Introduction

Main Article Content

CBLR Editorial Board

Abstract

Well-functioning securities markets are critical to the stability of the U.S. financial system, yet they are changing rapidly. Both securities markets and investors have new complexions, adding to the conventional picture of domestic public trading. For example, an increasing number of transactions today are private. Worldwide, private investment grew more than 250% between 2010 and 2019 before dipping with the COVID-19 pandemic, and in the United States, Regulation D offerings roughly doubled in the decade from 1997 to 2017. Simultaneously, cross-border asset holdings have risen: between 2012 and 2021, American holdings of foreign securities have increased by about 100%, while foreign holdings of American securities have increased by about 125%. New investment strategies have gained popularity, too. Capital increasingly flows through institutions—which, in the United States, in 2019 held assets equal to 291.3% of U.S. GDP, up from 249.3% of GDP in 2012—and into passive investment vehicles. Now, passive investment strategies tracking various indices of market or industry performance and traditional active management strategies each direct about 15 trillion in assets. Both retail and environmental, social, and governance investing, though heretofore less successful in generating investment, have made notable strides of late, as well.

Article Details

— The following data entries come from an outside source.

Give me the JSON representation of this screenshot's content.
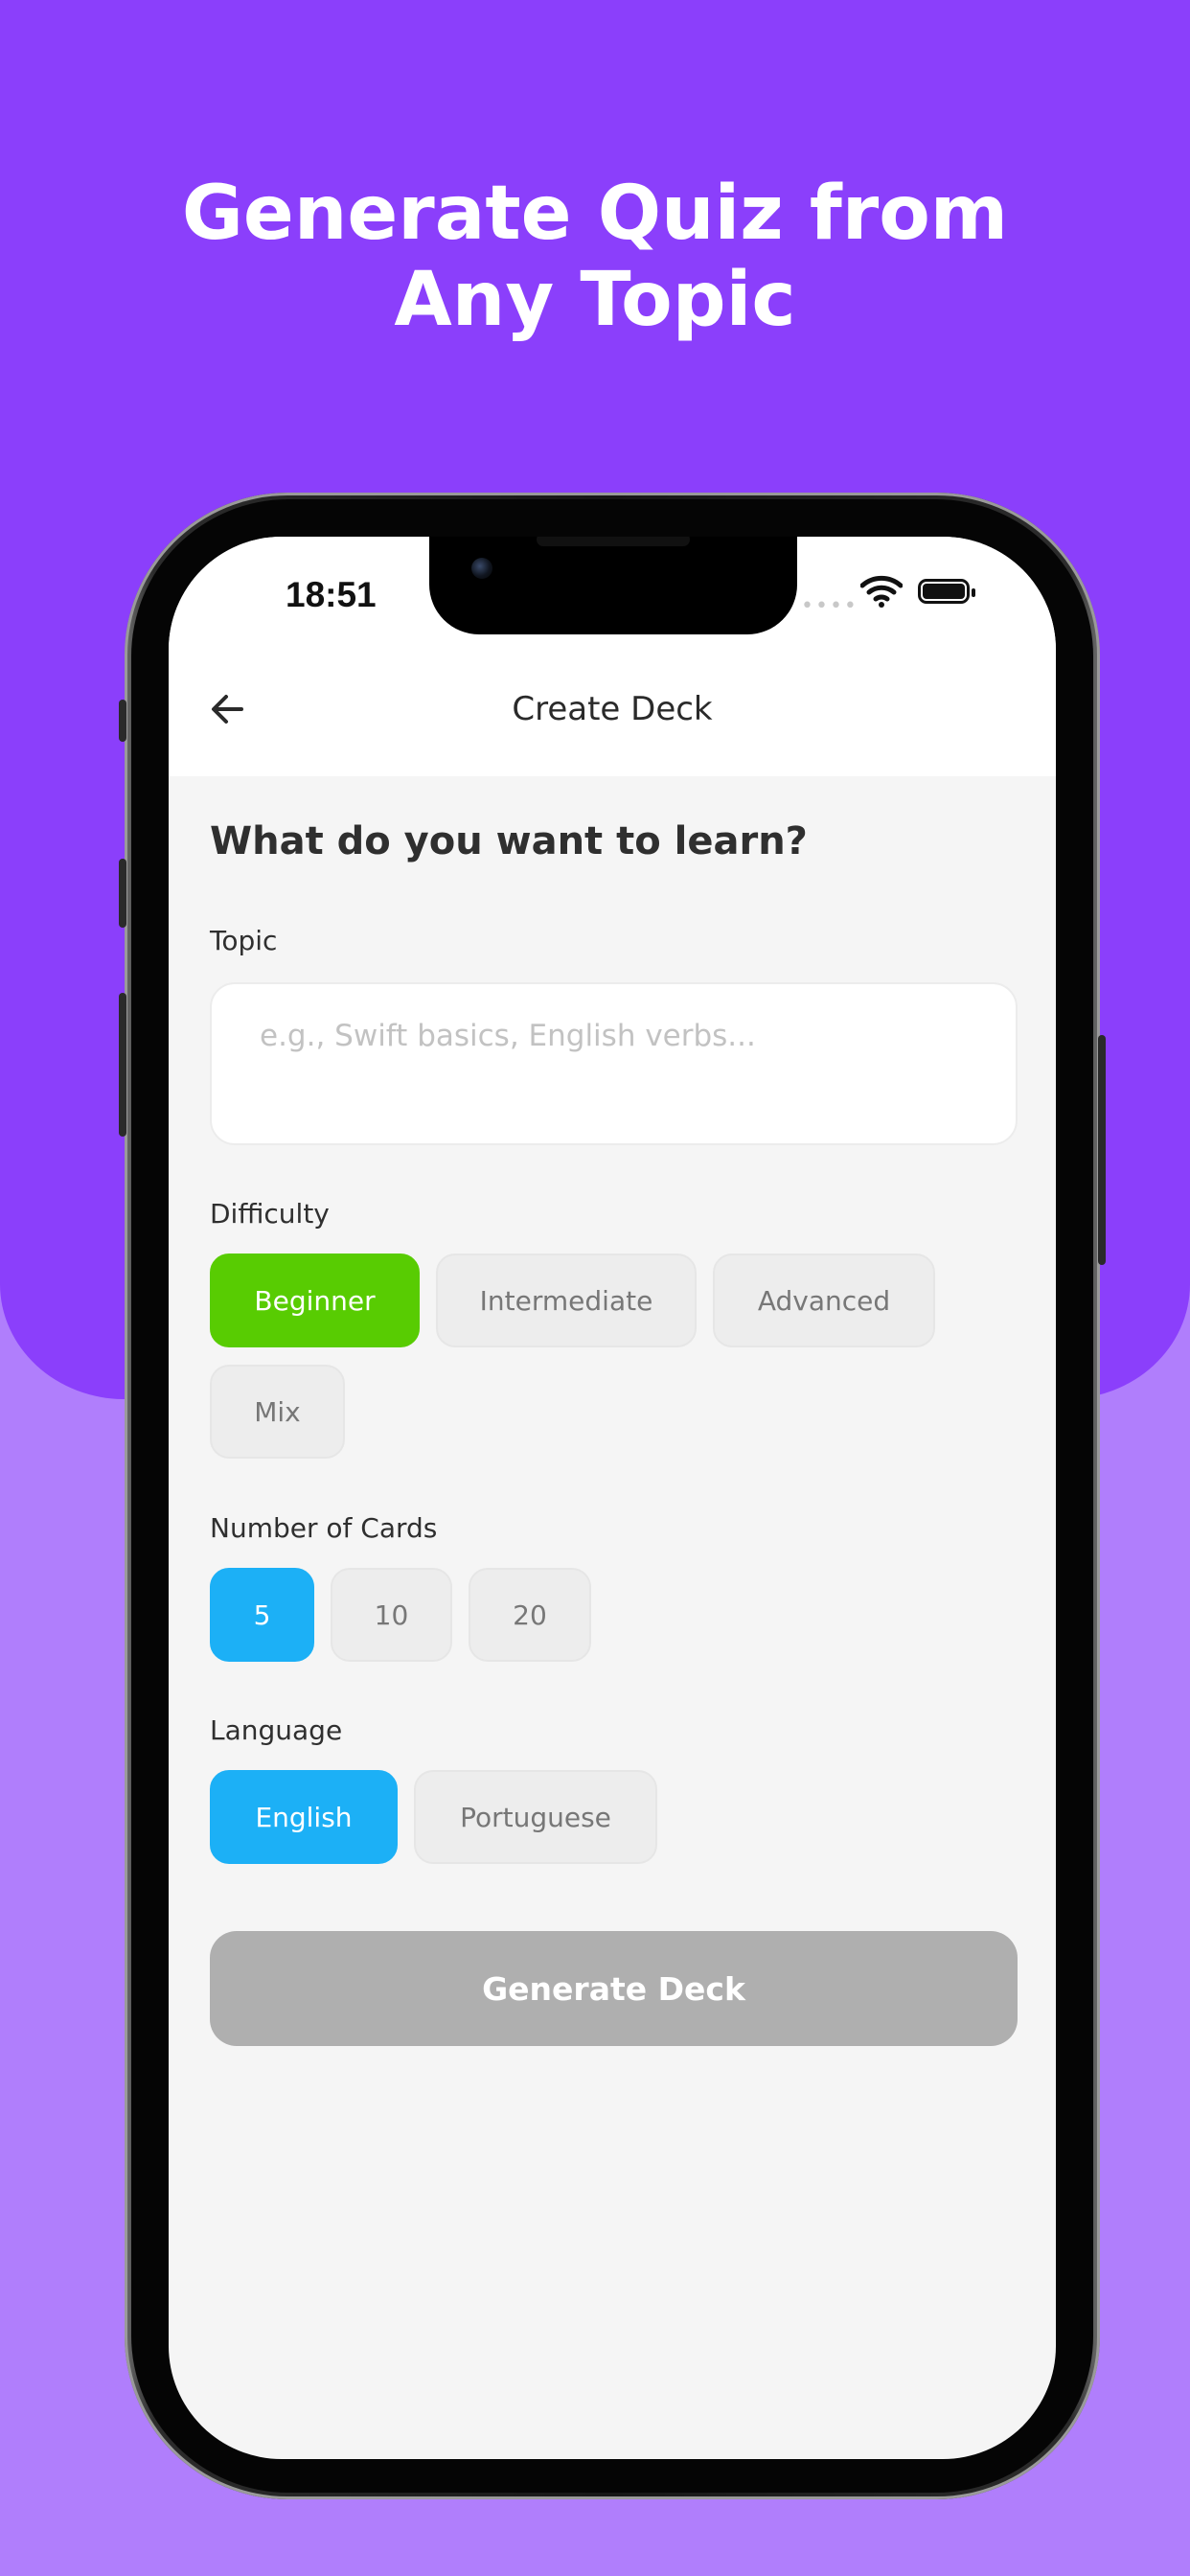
{
  "headline": {
    "line1": "Generate Quiz from",
    "line2": "Any Topic"
  },
  "colors": {
    "background_top": "#8b3ffb",
    "background_bottom": "#b07efc",
    "accent_green": "#58cc02",
    "accent_blue": "#1cb0f6",
    "disabled_button": "#afafaf"
  },
  "status_bar": {
    "time": "18:51",
    "dots": "••••",
    "icons": [
      "wifi-icon",
      "battery-icon"
    ]
  },
  "nav": {
    "back_icon": "arrow-left-icon",
    "title": "Create Deck"
  },
  "form": {
    "question": "What do you want to learn?",
    "topic": {
      "label": "Topic",
      "placeholder": "e.g., Swift basics, English verbs...",
      "value": ""
    },
    "difficulty": {
      "label": "Difficulty",
      "options": [
        "Beginner",
        "Intermediate",
        "Advanced",
        "Mix"
      ],
      "selected": "Beginner"
    },
    "cards": {
      "label": "Number of Cards",
      "options": [
        "5",
        "10",
        "20"
      ],
      "selected": "5"
    },
    "language": {
      "label": "Language",
      "options": [
        "English",
        "Portuguese"
      ],
      "selected": "English"
    },
    "generate_label": "Generate Deck"
  }
}
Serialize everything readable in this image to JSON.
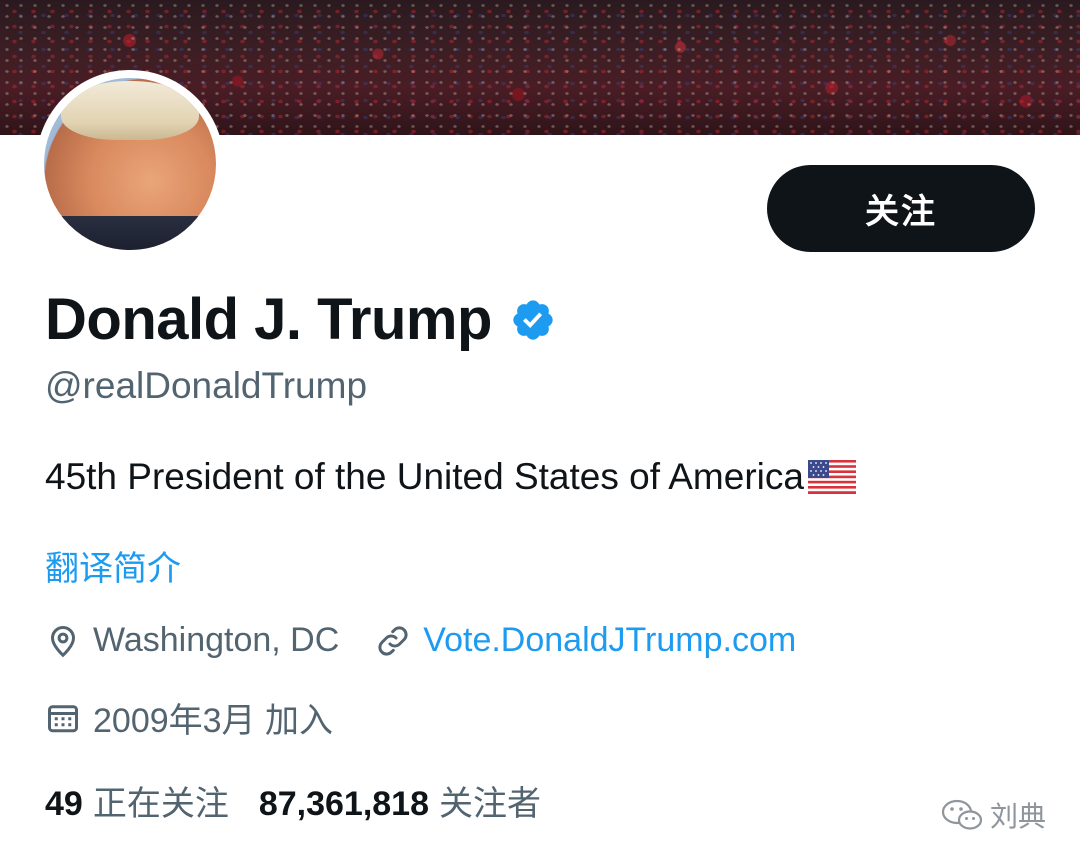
{
  "profile": {
    "display_name": "Donald J. Trump",
    "handle": "@realDonaldTrump",
    "bio": "45th President of the United States of America",
    "bio_emoji": "us-flag",
    "translate_label": "翻译简介",
    "location": "Washington, DC",
    "website": "Vote.DonaldJTrump.com",
    "joined": "2009年3月 加入",
    "verified": true
  },
  "actions": {
    "follow_label": "关注"
  },
  "stats": {
    "following_count": "49",
    "following_label": "正在关注",
    "followers_count": "87,361,818",
    "followers_label": "关注者"
  },
  "watermark": {
    "text": "刘典"
  },
  "icons": {
    "verified": "verified-badge-icon",
    "location": "location-pin-icon",
    "link": "link-icon",
    "calendar": "calendar-icon",
    "wechat": "wechat-icon"
  },
  "colors": {
    "text_primary": "#0f1419",
    "text_secondary": "#536471",
    "accent": "#1d9bf0",
    "button_bg": "#0f1419",
    "button_text": "#ffffff"
  }
}
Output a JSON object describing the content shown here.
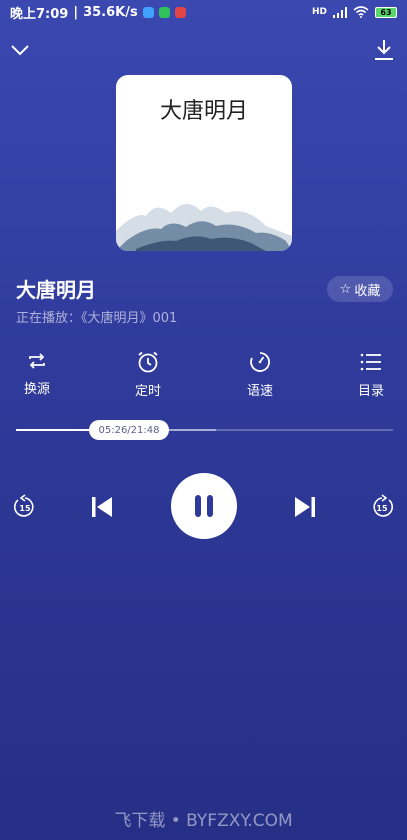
{
  "status": {
    "time_text": "晚上7:09",
    "speed_text": "35.6K/s",
    "battery": "63",
    "network_label": "HD"
  },
  "album": {
    "cover_title": "大唐明月"
  },
  "track": {
    "title": "大唐明月",
    "favorite_label": "收藏",
    "now_playing_label": "正在播放：",
    "now_playing_value": "《大唐明月》001"
  },
  "functions": [
    {
      "label": "换源",
      "icon": "switch-source-icon"
    },
    {
      "label": "定时",
      "icon": "alarm-clock-icon"
    },
    {
      "label": "语速",
      "icon": "speed-icon"
    },
    {
      "label": "目录",
      "icon": "list-icon"
    }
  ],
  "progress": {
    "time_text": "05:26/21:48",
    "fraction": 0.25,
    "buffer_fraction": 0.53
  },
  "controls": {
    "rewind_seconds": "15",
    "forward_seconds": "15"
  },
  "watermark": "飞下载 • BYFZXY.COM",
  "colors": {
    "accent": "#2f3a9a",
    "play_button": "#ffffff"
  }
}
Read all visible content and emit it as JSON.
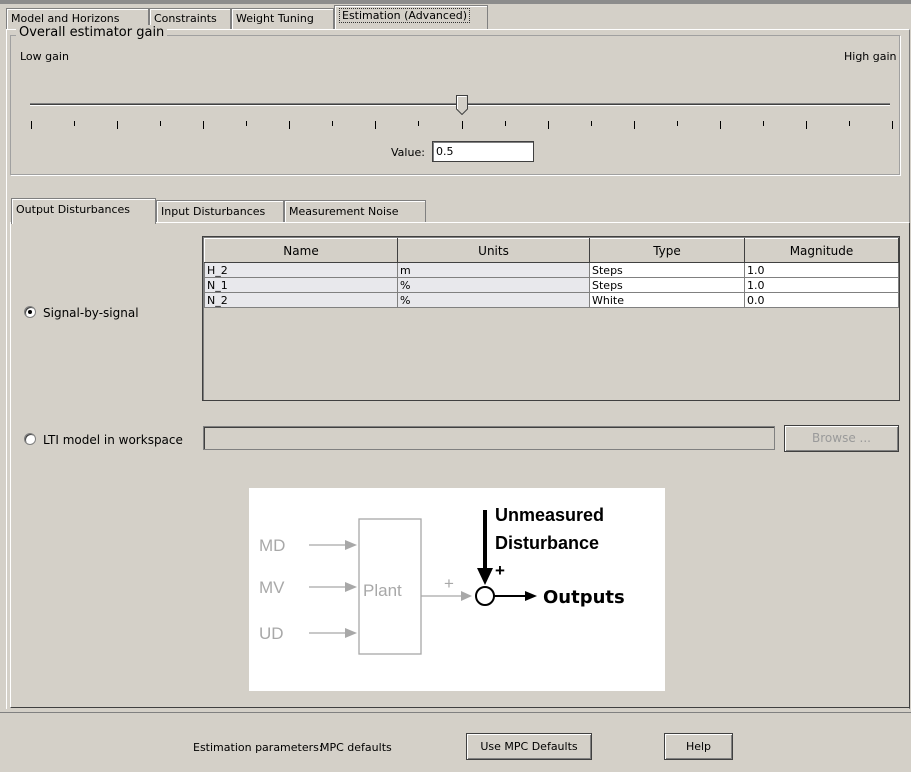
{
  "tabs": [
    {
      "label": "Model and Horizons",
      "active": false
    },
    {
      "label": "Constraints",
      "active": false
    },
    {
      "label": "Weight Tuning",
      "active": false
    },
    {
      "label": "Estimation (Advanced)",
      "active": true
    }
  ],
  "gain": {
    "title": "Overall estimator gain",
    "low_label": "Low gain",
    "high_label": "High gain",
    "value_label": "Value:",
    "value": "0.5",
    "slider_fraction": 0.5
  },
  "subtabs": [
    {
      "label": "Output Disturbances",
      "active": true
    },
    {
      "label": "Input Disturbances",
      "active": false
    },
    {
      "label": "Measurement Noise",
      "active": false
    }
  ],
  "signal_option": {
    "label": "Signal-by-signal",
    "selected": true
  },
  "table": {
    "columns": [
      "Name",
      "Units",
      "Type",
      "Magnitude"
    ],
    "rows": [
      [
        "H_2",
        "m",
        "Steps",
        "1.0"
      ],
      [
        "N_1",
        "%",
        "Steps",
        "1.0"
      ],
      [
        "N_2",
        "%",
        "White",
        "0.0"
      ]
    ]
  },
  "lti_option": {
    "label": "LTI model in workspace",
    "selected": false,
    "value": ""
  },
  "browse_label": "Browse ...",
  "diagram": {
    "inputs": [
      "MD",
      "MV",
      "UD"
    ],
    "plant": "Plant",
    "plus1": "+",
    "plus2": "+",
    "disturbance_line1": "Unmeasured",
    "disturbance_line2": "Disturbance",
    "outputs": "Outputs"
  },
  "footer": {
    "status_label": "Estimation parameters:",
    "status_value": "MPC defaults",
    "defaults_button": "Use MPC Defaults",
    "help_button": "Help"
  },
  "colors": {
    "background": "#d4d0c8",
    "readonly_cell": "#e8e8ec",
    "diagram_gray": "#a8a8a8"
  }
}
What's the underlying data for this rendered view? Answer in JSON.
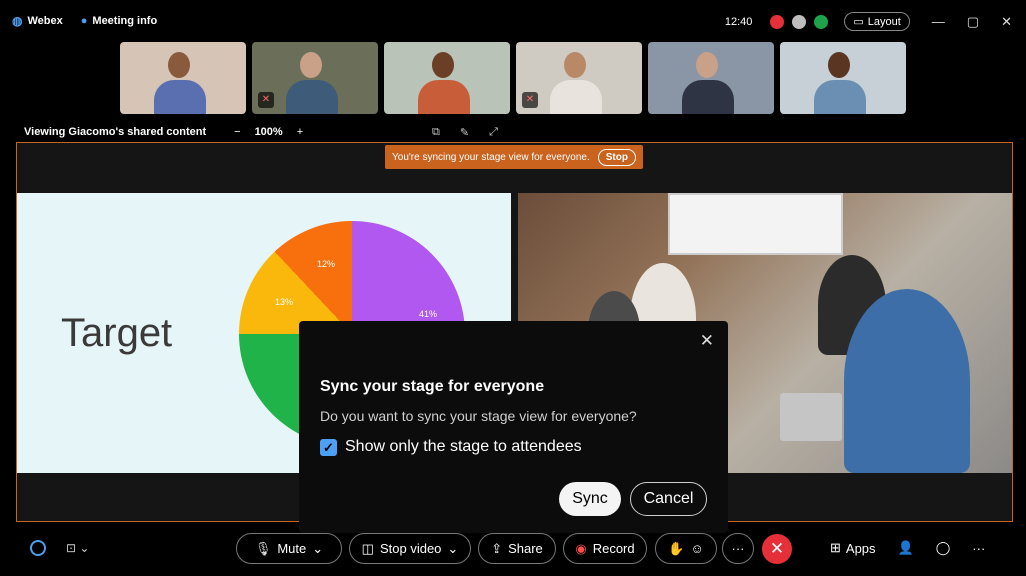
{
  "topbar": {
    "app": "Webex",
    "meeting_info": "Meeting info",
    "time": "12:40",
    "layout": "Layout",
    "indicators": [
      {
        "color": "#e5303a",
        "icon": "recording-icon"
      },
      {
        "color": "#bdbdbd",
        "icon": "lock-icon"
      },
      {
        "color": "#1fa34a",
        "icon": "network-icon"
      }
    ]
  },
  "participants": [
    {
      "bg": "#d6c5b6",
      "shirt": "#5a6fb0",
      "muted": false
    },
    {
      "bg": "#6b6f5a",
      "shirt": "#3e5c7a",
      "muted": true
    },
    {
      "bg": "#b9c3b8",
      "shirt": "#c85d3a",
      "muted": false
    },
    {
      "bg": "#d0cbc2",
      "shirt": "#e8e3dc",
      "muted": true
    },
    {
      "bg": "#8a95a5",
      "shirt": "#2e3444",
      "muted": false
    },
    {
      "bg": "#c6d0d6",
      "shirt": "#6b8eb3",
      "muted": false
    }
  ],
  "infobar": {
    "viewing": "Viewing Giacomo's shared content",
    "zoom_out": "−",
    "zoom": "100%",
    "zoom_in": "+"
  },
  "banner": {
    "text": "You're syncing your stage view for everyone.",
    "stop": "Stop"
  },
  "slide": {
    "title": "Target",
    "pie": [
      {
        "pct": "41%",
        "color": "#b158f0"
      },
      {
        "pct": "13%",
        "color": "#fbb80c"
      },
      {
        "pct": "12%",
        "color": "#f7700d"
      }
    ]
  },
  "dialog": {
    "title": "Sync your stage for everyone",
    "body": "Do you want to sync your stage view for everyone?",
    "checkbox": "Show only the stage to attendees",
    "checked": true,
    "sync": "Sync",
    "cancel": "Cancel"
  },
  "controls": {
    "mute": "Mute",
    "stop_video": "Stop video",
    "share": "Share",
    "record": "Record",
    "apps": "Apps"
  }
}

Section
Symposium on the Future of Securities Regulation: Part I
How to Cite
CBLR Editorial Board. (2021). Introduction. Columbia Business Law Review, 2021(2). Retrieved from https://journals.library.columbia.edu/index.php/CBLR/article/view/8628